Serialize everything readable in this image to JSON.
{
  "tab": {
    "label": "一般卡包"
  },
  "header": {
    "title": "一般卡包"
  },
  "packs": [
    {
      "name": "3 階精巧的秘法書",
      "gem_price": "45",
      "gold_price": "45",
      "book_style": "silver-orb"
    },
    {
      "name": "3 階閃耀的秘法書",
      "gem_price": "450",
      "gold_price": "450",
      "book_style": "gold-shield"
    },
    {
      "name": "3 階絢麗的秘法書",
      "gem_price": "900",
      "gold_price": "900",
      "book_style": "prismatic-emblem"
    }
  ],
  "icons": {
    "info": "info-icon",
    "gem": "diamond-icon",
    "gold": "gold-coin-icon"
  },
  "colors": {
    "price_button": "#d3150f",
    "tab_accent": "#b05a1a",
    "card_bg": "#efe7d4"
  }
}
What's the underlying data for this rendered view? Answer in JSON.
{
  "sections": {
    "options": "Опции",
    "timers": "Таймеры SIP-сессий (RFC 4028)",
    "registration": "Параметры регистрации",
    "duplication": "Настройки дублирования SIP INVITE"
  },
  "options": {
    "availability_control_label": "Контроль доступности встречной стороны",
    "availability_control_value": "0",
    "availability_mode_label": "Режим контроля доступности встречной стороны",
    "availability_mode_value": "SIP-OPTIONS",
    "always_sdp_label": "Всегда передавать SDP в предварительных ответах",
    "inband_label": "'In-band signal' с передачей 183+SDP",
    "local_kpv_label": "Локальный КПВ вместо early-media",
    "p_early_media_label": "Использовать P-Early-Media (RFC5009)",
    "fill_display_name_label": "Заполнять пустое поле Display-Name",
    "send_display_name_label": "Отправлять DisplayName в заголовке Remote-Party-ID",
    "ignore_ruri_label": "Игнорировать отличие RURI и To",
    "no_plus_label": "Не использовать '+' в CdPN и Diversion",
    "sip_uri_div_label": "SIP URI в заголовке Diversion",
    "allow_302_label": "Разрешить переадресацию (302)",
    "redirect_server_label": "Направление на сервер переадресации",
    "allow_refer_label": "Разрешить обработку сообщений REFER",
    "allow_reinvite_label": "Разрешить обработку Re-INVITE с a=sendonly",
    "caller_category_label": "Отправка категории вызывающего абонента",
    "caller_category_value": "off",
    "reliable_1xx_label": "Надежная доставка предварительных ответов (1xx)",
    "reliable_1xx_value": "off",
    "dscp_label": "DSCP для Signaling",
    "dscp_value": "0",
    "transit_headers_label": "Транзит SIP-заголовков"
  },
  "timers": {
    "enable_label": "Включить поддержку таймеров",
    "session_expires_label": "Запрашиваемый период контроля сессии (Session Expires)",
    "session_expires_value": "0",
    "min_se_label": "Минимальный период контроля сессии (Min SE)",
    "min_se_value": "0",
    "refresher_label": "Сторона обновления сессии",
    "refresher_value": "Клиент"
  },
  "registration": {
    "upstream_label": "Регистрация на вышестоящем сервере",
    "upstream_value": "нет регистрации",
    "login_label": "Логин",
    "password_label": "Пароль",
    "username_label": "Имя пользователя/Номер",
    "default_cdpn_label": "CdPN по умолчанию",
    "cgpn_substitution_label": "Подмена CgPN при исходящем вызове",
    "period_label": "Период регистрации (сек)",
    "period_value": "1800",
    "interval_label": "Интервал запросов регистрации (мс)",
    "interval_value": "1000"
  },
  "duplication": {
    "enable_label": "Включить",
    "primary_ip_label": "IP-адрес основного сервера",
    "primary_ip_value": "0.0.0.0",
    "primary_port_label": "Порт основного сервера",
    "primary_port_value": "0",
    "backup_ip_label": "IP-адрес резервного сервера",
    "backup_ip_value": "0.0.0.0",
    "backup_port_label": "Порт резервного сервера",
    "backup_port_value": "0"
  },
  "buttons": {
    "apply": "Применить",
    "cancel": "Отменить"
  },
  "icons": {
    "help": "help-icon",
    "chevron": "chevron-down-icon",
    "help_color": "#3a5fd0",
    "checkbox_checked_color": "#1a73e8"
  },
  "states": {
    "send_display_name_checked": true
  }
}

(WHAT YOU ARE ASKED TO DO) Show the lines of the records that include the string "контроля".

(ANSWER BOX)
    "availability_mode_label": "Режим контроля доступности встречной стороны",
    "session_expires_label": "Запрашиваемый период контроля сессии (Session Expires)",
    "min_se_label": "Минимальный период контроля сессии (Min SE)",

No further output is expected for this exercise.